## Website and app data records
::::::

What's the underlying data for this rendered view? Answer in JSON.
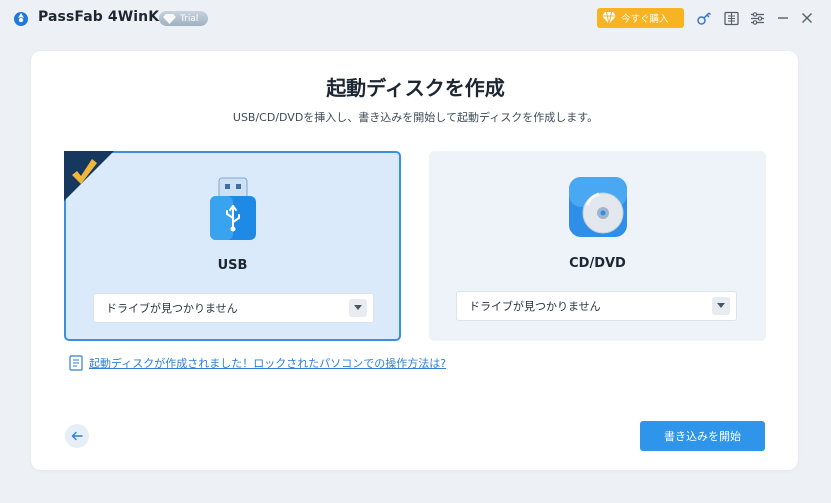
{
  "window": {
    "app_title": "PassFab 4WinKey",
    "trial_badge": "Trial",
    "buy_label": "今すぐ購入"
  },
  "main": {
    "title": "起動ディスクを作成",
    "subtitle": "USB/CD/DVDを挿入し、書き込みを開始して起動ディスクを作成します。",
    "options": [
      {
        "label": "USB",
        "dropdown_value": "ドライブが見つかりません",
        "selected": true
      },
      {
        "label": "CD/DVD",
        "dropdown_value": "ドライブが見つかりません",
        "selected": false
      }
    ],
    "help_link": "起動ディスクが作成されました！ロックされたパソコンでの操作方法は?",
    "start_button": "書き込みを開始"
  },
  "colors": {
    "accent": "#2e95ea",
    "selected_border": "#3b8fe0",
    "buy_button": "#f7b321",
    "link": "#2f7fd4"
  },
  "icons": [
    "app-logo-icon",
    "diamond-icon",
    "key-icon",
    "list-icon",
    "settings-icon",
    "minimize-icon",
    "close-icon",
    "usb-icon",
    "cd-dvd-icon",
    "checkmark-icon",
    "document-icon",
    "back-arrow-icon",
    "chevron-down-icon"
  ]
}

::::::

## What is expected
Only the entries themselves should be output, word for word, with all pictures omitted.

## Answer space
What's the underlying data for this rendered view? Answer in JSON.
{
  "window": {
    "app_title": "PassFab 4WinKey",
    "trial_badge": "Trial",
    "buy_label": "今すぐ購入"
  },
  "main": {
    "title": "起動ディスクを作成",
    "subtitle": "USB/CD/DVDを挿入し、書き込みを開始して起動ディスクを作成します。",
    "options": [
      {
        "label": "USB",
        "dropdown_value": "ドライブが見つかりません",
        "selected": true
      },
      {
        "label": "CD/DVD",
        "dropdown_value": "ドライブが見つかりません",
        "selected": false
      }
    ],
    "help_link": "起動ディスクが作成されました！ロックされたパソコンでの操作方法は?",
    "start_button": "書き込みを開始"
  },
  "colors": {
    "accent": "#2e95ea",
    "selected_border": "#3b8fe0",
    "buy_button": "#f7b321",
    "link": "#2f7fd4"
  },
  "icons": [
    "app-logo-icon",
    "diamond-icon",
    "key-icon",
    "list-icon",
    "settings-icon",
    "minimize-icon",
    "close-icon",
    "usb-icon",
    "cd-dvd-icon",
    "checkmark-icon",
    "document-icon",
    "back-arrow-icon",
    "chevron-down-icon"
  ]
}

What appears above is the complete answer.